Provided entries Block Start

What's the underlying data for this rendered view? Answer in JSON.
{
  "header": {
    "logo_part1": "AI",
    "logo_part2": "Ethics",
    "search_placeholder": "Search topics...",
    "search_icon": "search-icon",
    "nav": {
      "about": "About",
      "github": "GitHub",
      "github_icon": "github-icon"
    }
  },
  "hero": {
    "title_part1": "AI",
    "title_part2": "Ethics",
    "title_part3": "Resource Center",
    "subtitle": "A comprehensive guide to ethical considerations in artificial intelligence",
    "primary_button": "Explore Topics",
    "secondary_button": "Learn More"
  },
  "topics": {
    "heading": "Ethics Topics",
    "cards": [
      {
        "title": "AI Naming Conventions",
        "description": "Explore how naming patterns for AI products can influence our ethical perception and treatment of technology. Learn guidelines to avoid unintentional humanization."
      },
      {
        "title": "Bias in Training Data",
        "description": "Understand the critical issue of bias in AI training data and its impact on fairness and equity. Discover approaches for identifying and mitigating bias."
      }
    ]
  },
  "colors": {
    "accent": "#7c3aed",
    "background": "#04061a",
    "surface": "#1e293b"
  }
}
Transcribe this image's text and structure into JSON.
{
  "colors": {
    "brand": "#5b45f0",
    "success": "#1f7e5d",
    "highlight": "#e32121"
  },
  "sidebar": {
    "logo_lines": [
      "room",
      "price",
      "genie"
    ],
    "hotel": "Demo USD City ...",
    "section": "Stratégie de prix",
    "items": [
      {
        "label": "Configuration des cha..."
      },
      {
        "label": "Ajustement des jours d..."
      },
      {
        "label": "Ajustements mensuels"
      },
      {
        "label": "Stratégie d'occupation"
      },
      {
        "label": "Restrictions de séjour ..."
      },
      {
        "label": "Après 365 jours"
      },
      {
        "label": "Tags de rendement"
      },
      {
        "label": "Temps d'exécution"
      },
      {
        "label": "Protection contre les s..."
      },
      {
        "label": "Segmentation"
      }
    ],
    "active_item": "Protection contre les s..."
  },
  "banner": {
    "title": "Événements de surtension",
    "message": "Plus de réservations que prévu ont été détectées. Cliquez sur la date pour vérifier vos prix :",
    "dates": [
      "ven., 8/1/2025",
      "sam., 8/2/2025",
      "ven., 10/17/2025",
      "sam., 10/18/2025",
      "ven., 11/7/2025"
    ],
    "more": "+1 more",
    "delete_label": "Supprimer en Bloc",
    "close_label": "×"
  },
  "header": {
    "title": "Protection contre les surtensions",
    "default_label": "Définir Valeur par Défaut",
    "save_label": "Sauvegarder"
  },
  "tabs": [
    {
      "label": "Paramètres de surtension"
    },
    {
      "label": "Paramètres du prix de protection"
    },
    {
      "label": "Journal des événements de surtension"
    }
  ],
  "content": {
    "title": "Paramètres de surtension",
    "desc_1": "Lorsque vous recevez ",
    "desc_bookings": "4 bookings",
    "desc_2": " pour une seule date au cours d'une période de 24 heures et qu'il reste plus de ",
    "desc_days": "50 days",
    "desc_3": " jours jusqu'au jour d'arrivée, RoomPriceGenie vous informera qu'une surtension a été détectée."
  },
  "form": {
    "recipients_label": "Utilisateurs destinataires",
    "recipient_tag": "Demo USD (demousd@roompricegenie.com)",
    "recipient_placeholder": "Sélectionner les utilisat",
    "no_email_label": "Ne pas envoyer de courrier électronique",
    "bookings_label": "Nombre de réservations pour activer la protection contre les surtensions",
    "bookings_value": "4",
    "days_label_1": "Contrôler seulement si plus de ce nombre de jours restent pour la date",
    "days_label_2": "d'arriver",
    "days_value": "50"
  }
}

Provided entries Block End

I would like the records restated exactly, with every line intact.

What's the underlying data for this rendered view? Answer in JSON.
{
  "header": {
    "logo_part1": "AI",
    "logo_part2": "Ethics",
    "search_placeholder": "Search topics...",
    "search_icon": "search-icon",
    "nav": {
      "about": "About",
      "github": "GitHub",
      "github_icon": "github-icon"
    }
  },
  "hero": {
    "title_part1": "AI",
    "title_part2": "Ethics",
    "title_part3": "Resource Center",
    "subtitle": "A comprehensive guide to ethical considerations in artificial intelligence",
    "primary_button": "Explore Topics",
    "secondary_button": "Learn More"
  },
  "topics": {
    "heading": "Ethics Topics",
    "cards": [
      {
        "title": "AI Naming Conventions",
        "description": "Explore how naming patterns for AI products can influence our ethical perception and treatment of technology. Learn guidelines to avoid unintentional humanization."
      },
      {
        "title": "Bias in Training Data",
        "description": "Understand the critical issue of bias in AI training data and its impact on fairness and equity. Discover approaches for identifying and mitigating bias."
      }
    ]
  },
  "colors": {
    "accent": "#7c3aed",
    "background": "#04061a",
    "surface": "#1e293b"
  }
}
Transcribe this image's text and structure into JSON.
{
  "colors": {
    "brand": "#5b45f0",
    "success": "#1f7e5d",
    "highlight": "#e32121"
  },
  "sidebar": {
    "logo_lines": [
      "room",
      "price",
      "genie"
    ],
    "hotel": "Demo USD City ...",
    "section": "Stratégie de prix",
    "items": [
      {
        "label": "Configuration des cha..."
      },
      {
        "label": "Ajustement des jours d..."
      },
      {
        "label": "Ajustements mensuels"
      },
      {
        "label": "Stratégie d'occupation"
      },
      {
        "label": "Restrictions de séjour ..."
      },
      {
        "label": "Après 365 jours"
      },
      {
        "label": "Tags de rendement"
      },
      {
        "label": "Temps d'exécution"
      },
      {
        "label": "Protection contre les s..."
      },
      {
        "label": "Segmentation"
      }
    ],
    "active_item": "Protection contre les s..."
  },
  "banner": {
    "title": "Événements de surtension",
    "message": "Plus de réservations que prévu ont été détectées. Cliquez sur la date pour vérifier vos prix :",
    "dates": [
      "ven., 8/1/2025",
      "sam., 8/2/2025",
      "ven., 10/17/2025",
      "sam., 10/18/2025",
      "ven., 11/7/2025"
    ],
    "more": "+1 more",
    "delete_label": "Supprimer en Bloc",
    "close_label": "×"
  },
  "header": {
    "title": "Protection contre les surtensions",
    "default_label": "Définir Valeur par Défaut",
    "save_label": "Sauvegarder"
  },
  "tabs": [
    {
      "label": "Paramètres de surtension"
    },
    {
      "label": "Paramètres du prix de protection"
    },
    {
      "label": "Journal des événements de surtension"
    }
  ],
  "content": {
    "title": "Paramètres de surtension",
    "desc_1": "Lorsque vous recevez ",
    "desc_bookings": "4 bookings",
    "desc_2": " pour une seule date au cours d'une période de 24 heures et qu'il reste plus de ",
    "desc_days": "50 days",
    "desc_3": " jours jusqu'au jour d'arrivée, RoomPriceGenie vous informera qu'une surtension a été détectée."
  },
  "form": {
    "recipients_label": "Utilisateurs destinataires",
    "recipient_tag": "Demo USD (demousd@roompricegenie.com)",
    "recipient_placeholder": "Sélectionner les utilisat",
    "no_email_label": "Ne pas envoyer de courrier électronique",
    "bookings_label": "Nombre de réservations pour activer la protection contre les surtensions",
    "bookings_value": "4",
    "days_label_1": "Contrôler seulement si plus de ce nombre de jours restent pour la date",
    "days_label_2": "d'arriver",
    "days_value": "50"
  }
}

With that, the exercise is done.